The United States and its allies must prove to the people of North Korea that they are not enemies. The West cannot presently assume a hostile, hard-line standpoint due to the risks involved.

The Obama Administration should observe from a distance and should stand down from its aggressive threats in North Korean waters. The international community should press allies to remain guarded and for continued negotiation involving the Chinese. China has twice cut off supplies to the regime, so a similar approach could have an impact as North Korea will not risk conflict with its more powerful neighbours.

Additionally, Kim Jong-il is at a period of transition and will name one of his three sons as a successor. Perhaps the change will open a brighter future for diplomatic opportunity and perhaps cooler heads will ultimately prevail.

Powered by

About Jordan Richardson

  • http://ruvysroost.blogspot.com Ruvy

    Nice job, Jordan. Nice to see something other than jíbaras on America’s supreme court as a political topic being discussed.

    You did a good job of explaining much of North Korea’s political culture.

    At the moment, it appears that the best possible customer for North Korean technology is some Arab country bent on destroying us in Israel. The only question is whether the Arab country(ies) in question can pony up enough money to pay the North Koreans sufficiently.

    One of the very few westerners who spent extensive time in North Korea, Prof. Stephen Fox, suggested that Israel try to find some way to engage the North Koreans.
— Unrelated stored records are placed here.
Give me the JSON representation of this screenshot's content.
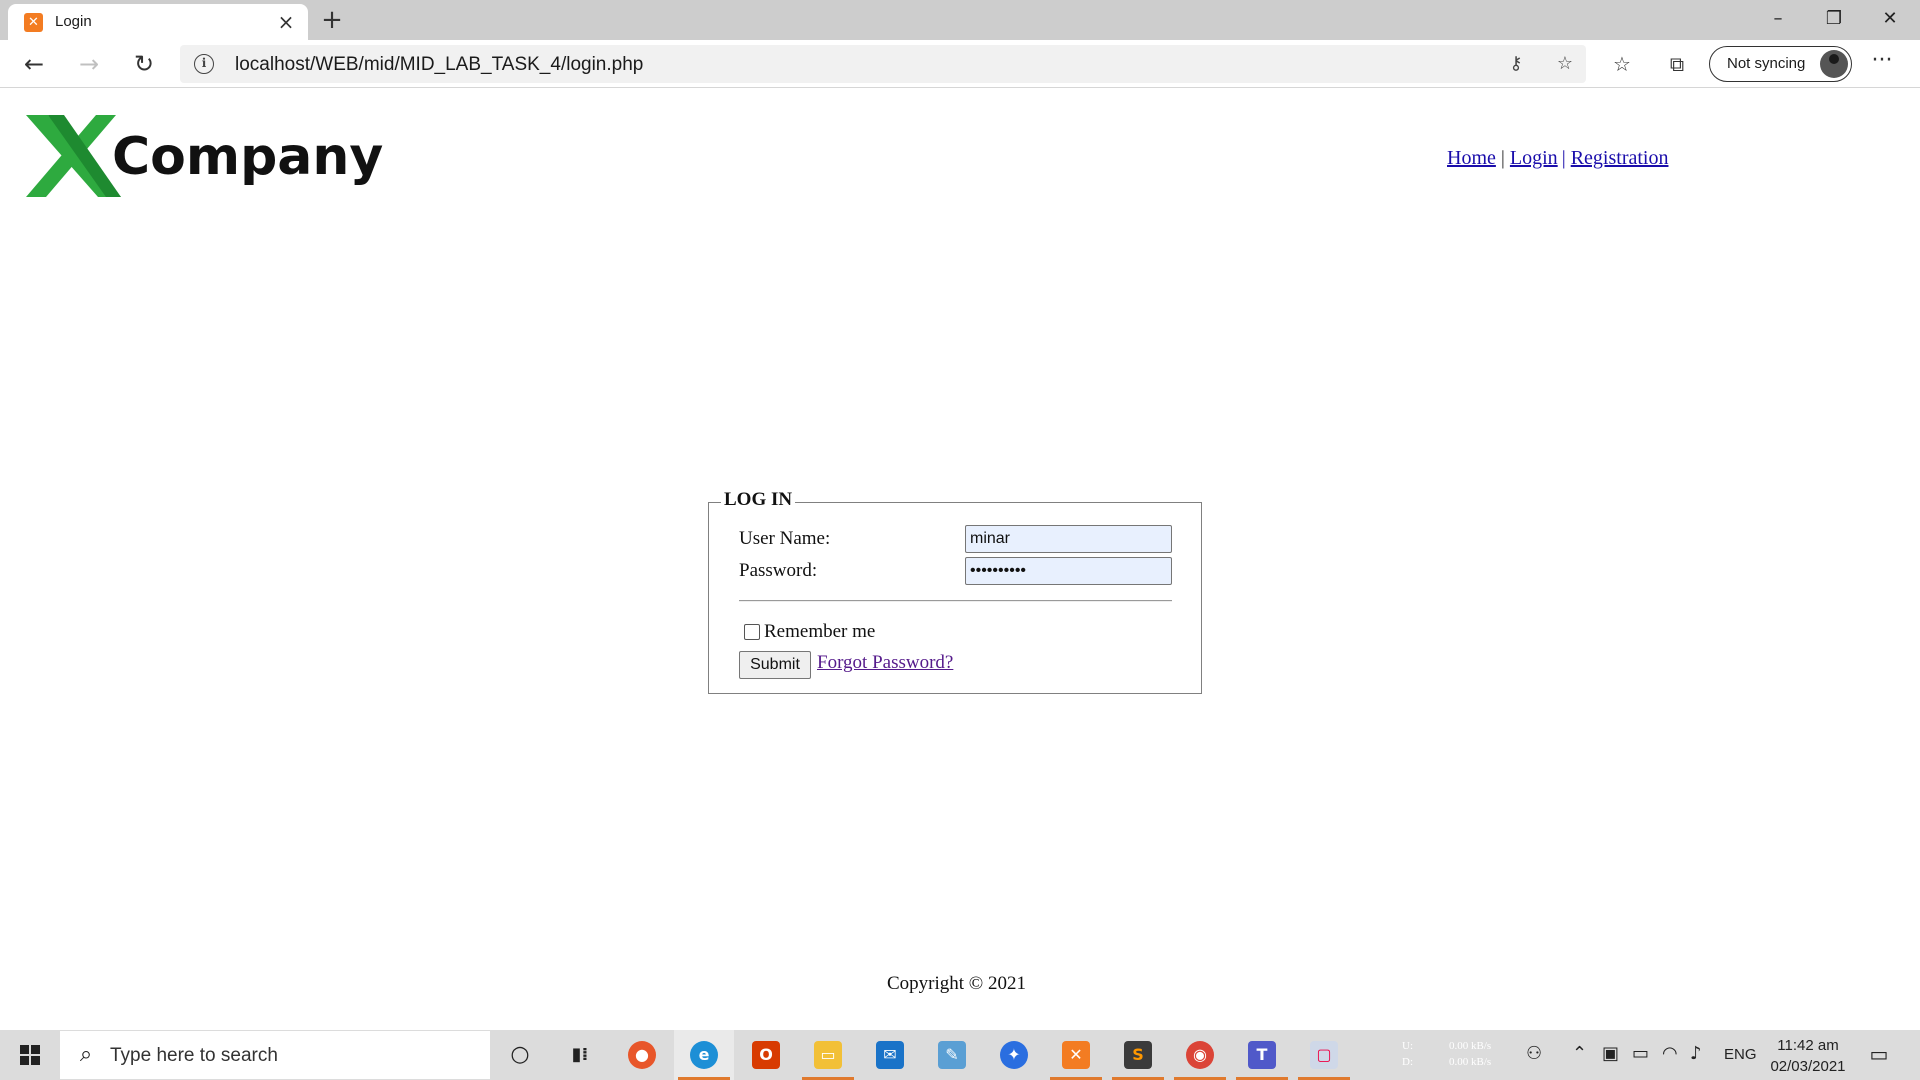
{
  "browser": {
    "tab_title": "Login",
    "url": "localhost/WEB/mid/MID_LAB_TASK_4/login.php",
    "sync_label": "Not syncing"
  },
  "site": {
    "logo_letter": "X",
    "logo_text": "Company",
    "nav": {
      "home": "Home",
      "separator": "|",
      "login": "Login",
      "registration": "Registration"
    }
  },
  "login_form": {
    "legend": "LOG IN",
    "username_label": "User Name:",
    "username_value": "minar",
    "password_label": "Password:",
    "password_value": "••••••••••",
    "remember_label": "Remember me",
    "remember_checked": false,
    "submit_label": "Submit",
    "forgot_label": "Forgot Password?"
  },
  "footer": {
    "copyright": "Copyright © 2021"
  },
  "taskbar": {
    "search_placeholder": "Type here to search",
    "net_up": "0.00 kB/s",
    "net_down": "0.00 kB/s",
    "net_up_label": "U:",
    "net_down_label": "D:",
    "language": "ENG",
    "time": "11:42 am",
    "date": "02/03/2021"
  },
  "colors": {
    "logo_green": "#2eaa3f",
    "link_visited": "#551a8b",
    "link": "#1a0dab",
    "autofill_bg": "#e8f0fe"
  }
}
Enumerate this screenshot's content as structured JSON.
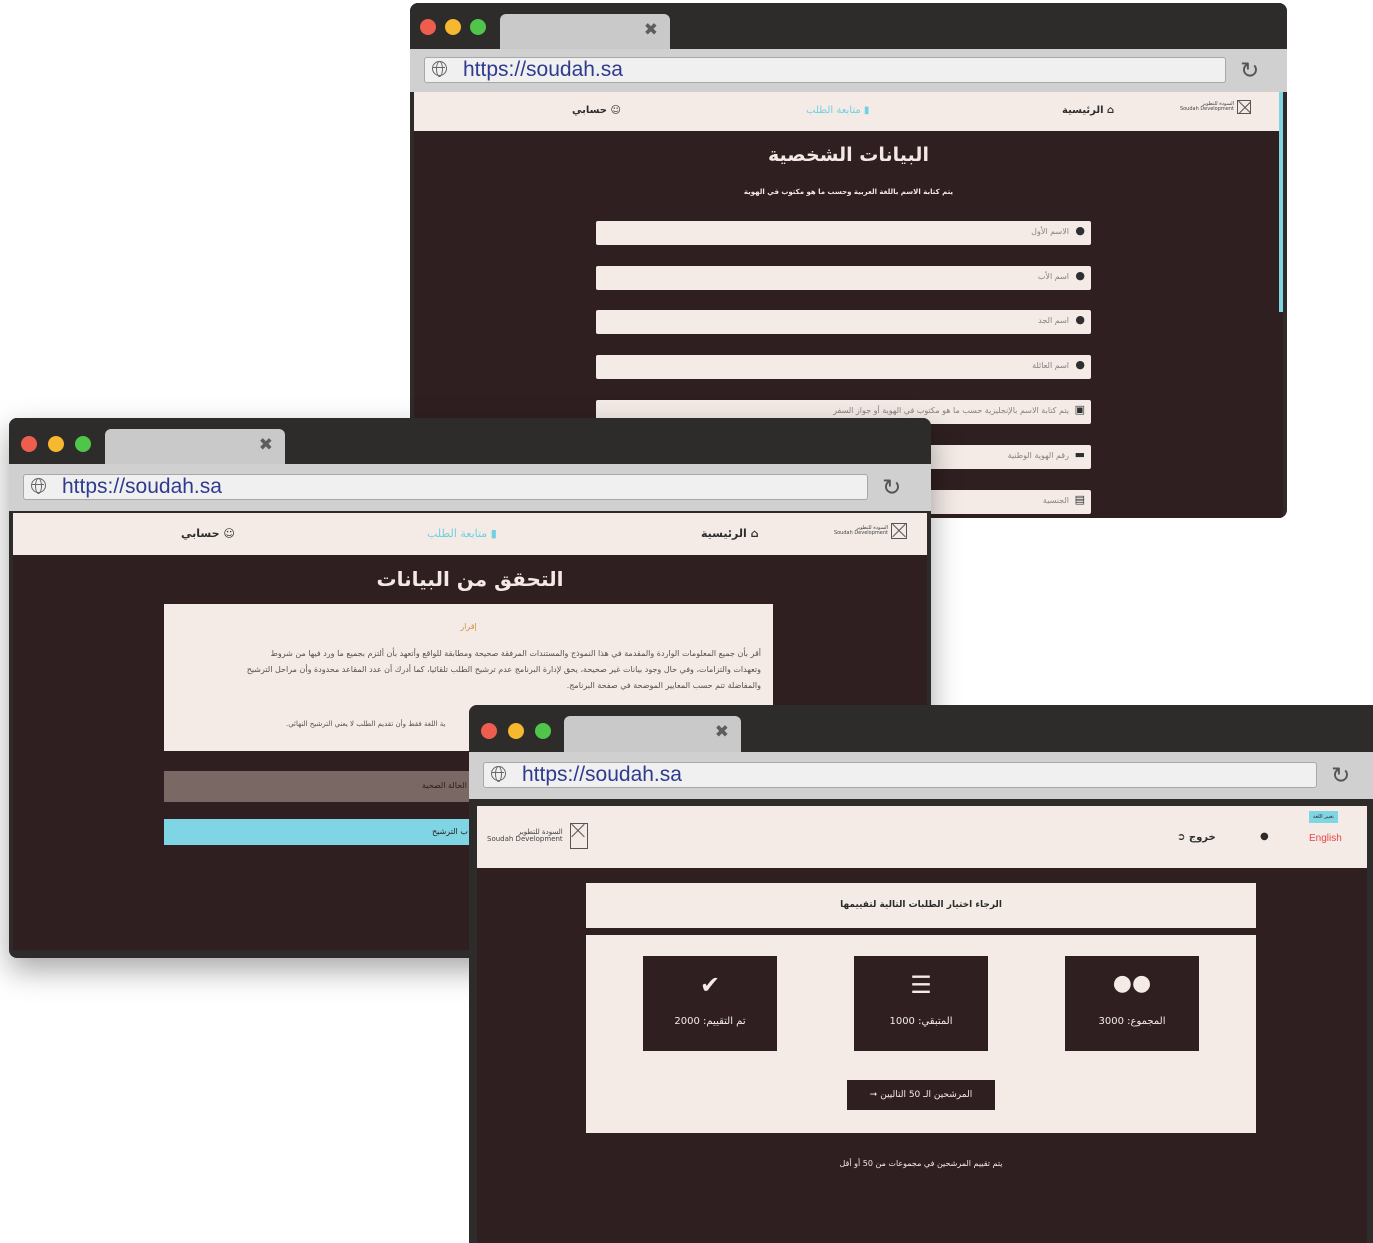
{
  "browser": {
    "url": "https://soudah.sa",
    "tab_close_icon": "✖",
    "reload_icon": "↻"
  },
  "logo": {
    "ar": "السودة للتطوير",
    "en": "Soudah Development"
  },
  "nav": {
    "home": "الرئيسية",
    "track": "متابعة الطلب",
    "account": "حسابي"
  },
  "win1": {
    "title": "البيانات الشخصية",
    "subtitle": "يتم كتابة الاسم باللغة العربية وحسب ما هو مكتوب في الهوية",
    "fields": {
      "first_name": "الاسم الأول",
      "father_name": "اسم الأب",
      "grandfather_name": "اسم الجد",
      "family_name": "اسم العائلة",
      "english_name": "يتم كتابة الاسم بالإنجليزية حسب ما هو مكتوب في الهوية أو جواز السفر",
      "national_id": "رقم الهوية الوطنية",
      "nationality": "الجنسية"
    }
  },
  "win2": {
    "title": "التحقق من البيانات",
    "declaration_heading": "إقرار",
    "declaration_line1": "أقر بأن جميع المعلومات الواردة والمقدمة في هذا النموذج والمستندات المرفقة صحيحة ومطابقة للواقع وأتعهد بأن ألتزم بجميع ما ورد فيها من شروط",
    "declaration_line2": "وتعهدات والتزامات، وفي حال وجود بيانات غير صحيحة، يحق لإدارة البرنامج عدم ترشيح الطلب تلقائيا، كما أدرك أن عدد المقاعد محدودة وأن مراحل الترشيح",
    "declaration_line3": "والمفاضلة تتم حسب المعايير الموضحة في صفحة البرنامج.",
    "note": "ية اللغة فقط وأن تقديم الطلب لا يعني الترشيح النهائي.",
    "health_button": "الحالة الصحية",
    "submit_button": "ب الترشيح"
  },
  "win3": {
    "change_language": "تغيير اللغة",
    "english": "English",
    "logout": "خروج",
    "instruction": "الرجاء اختيار الطلبات التالية لتقييمها",
    "stats": {
      "total": "المجموع: 3000",
      "remaining": "المتبقي: 1000",
      "evaluated": "تم التقييم: 2000"
    },
    "next_button": "المرشحين الـ 50 التاليين",
    "footer_note": "يتم تقييم المرشحين في مجموعات من 50 أو أقل"
  },
  "colors": {
    "frame": "#2e2b2b",
    "content_bg": "#2f1f20",
    "nav_bg": "#f4ebe7",
    "accent_cyan": "#7fd5e3",
    "heading_orange": "#d98b47",
    "english_red": "#e84545",
    "health_btn": "#7a6865"
  }
}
    But I have not seen hide nor hair of Prof. Fox in two years or so.